The Top 5 Artworks referenced in The Simpsons

Normally art critic Tabish Khan brings you ‘The Top Art Exhibitions to see each week’. Given that most galleries are shut due to the current Covid-19 health crisis, each week he’ll be bringing you a different top 5 to enjoy while in self-isolation. Avid viewers of The Simpsons will notice lots of references to famous works in the show, here Tabish has picked his top 5. For other things to do while self-isolating see his top 5 art initiativesfilms to watchpodcasts to listen tobooks to read, Instagram accounts to follow and apps to download:

Mom and Pop Art
What better way to start than with the episode where Homer becomes an artist. It’s littered with art references including a thieving Jasper Johns. My favourite moment is when Homer pays his bar tab with a scrawl but when Barney tries to do the same he’s shot down. When Barney’s work falls to the floor it’s a beautiful replica of Seurat’s ‘A Sunday Afternoon on the Island of La Grande Jatte’, and it’s also a lovely dig at how commercial factors rather than talent often drives who does well in art.

The Crepes of Wrath
Bart gets whisked away to France as an exchange student. While en route to his new home they whisk through a countryside made up of masterpieces include Manet’s  le déjeuner sur l’herbe and Monet’s Japanese Bridge. In between those two the crows go scattering in a nod to Van Gogh’s Wheatfield with Crows.

Bart gets hit by a car
When Bart has a near death experience after being hit by Mr. Burns’ car he goes to hell, and it’s very closely based on the hell panel from Hieronymus Bosch’s Garden of Earthly Delights.

American History X-cellent
Another art centred episode when Mr Burns is arrested for possessing stolen art and found as the perpetrator of Isabella Stewart Gardner Museum theft –  a heist that actually happened and remains unsolved. His drunken employees play Twister with a collection of Old Masters and Mr Burns is rumbled by the fact he has the stolen ‘The Concert’ by Vermeer on his wall.
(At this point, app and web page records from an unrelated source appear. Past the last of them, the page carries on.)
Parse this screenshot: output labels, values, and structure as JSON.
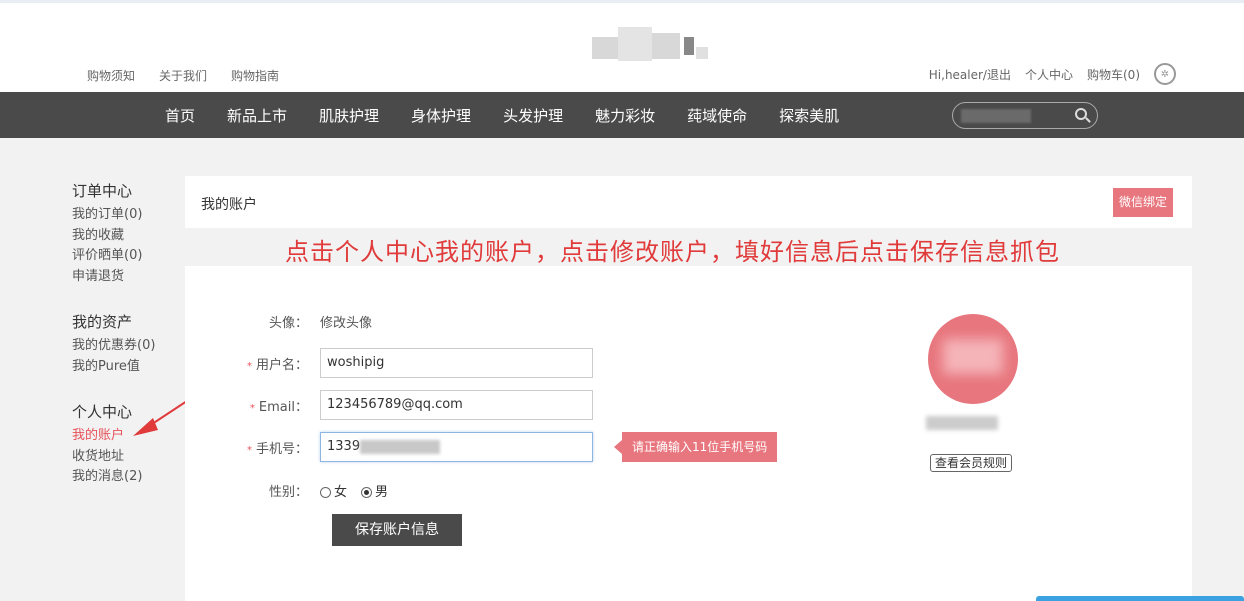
{
  "header": {
    "left_links": [
      "购物须知",
      "关于我们",
      "购物指南"
    ],
    "user_links": [
      "Hi,healer/退出",
      "个人中心",
      "购物车(0)"
    ],
    "wechat_icon": "wechat-icon"
  },
  "nav": {
    "items": [
      "首页",
      "新品上市",
      "肌肤护理",
      "身体护理",
      "头发护理",
      "魅力彩妆",
      "莼域使命",
      "探索美肌"
    ]
  },
  "sidebar": {
    "groups": [
      {
        "title": "订单中心",
        "items": [
          "我的订单(0)",
          "我的收藏",
          "评价晒单(0)",
          "申请退货"
        ]
      },
      {
        "title": "我的资产",
        "items": [
          "我的优惠券(0)",
          "我的Pure值"
        ]
      },
      {
        "title": "个人中心",
        "items": [
          "我的账户",
          "收货地址",
          "我的消息(2)"
        ]
      }
    ],
    "active_item": "我的账户"
  },
  "main": {
    "title": "我的账户",
    "wechat_bind_label": "微信绑定",
    "annotation": "点击个人中心我的账户，点击修改账户，填好信息后点击保存信息抓包",
    "form": {
      "avatar_label": "头像：",
      "avatar_link": "修改头像",
      "username_label": "用户名：",
      "username_value": "woshipig",
      "email_label": "Email：",
      "email_value": "123456789@qq.com",
      "phone_label": "手机号：",
      "phone_value": "1339",
      "phone_tip": "请正确输入11位手机号码",
      "gender_label": "性别：",
      "gender_options": [
        "女",
        "男"
      ],
      "gender_selected": "男",
      "required_mark": "*",
      "save_label": "保存账户信息"
    },
    "member_rules_label": "查看会员规则"
  },
  "colors": {
    "accent": "#e8767e",
    "nav_bg": "#4a4a4a",
    "annotation": "#e03a3a",
    "active_link": "#e8525a"
  }
}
Given that it was stolen 30 years ago and still hasn’t been found, this is probably the closest we’re likely to get to a resolution in finding what may be the world’s most expensive stolen work.

Escher Couch gag
One of the most famous elements of The Simpsons is the famous couch gag at the beginning, and how they assemble on to the sofa. This time they come in from all angles in the style of an MC Escher artwork. Escher is referenced a fair few times throughout the hundreds of Simpsons episodes so it’s one to look out for other instances as well.

All images copyright The Simpsons and Fox TV. 

About Tabish Khan

Art Critic for both FAD and Londonist. See as many exhibitions as possible and write reviews, opinion pieces and a weekly top 5 for FAD.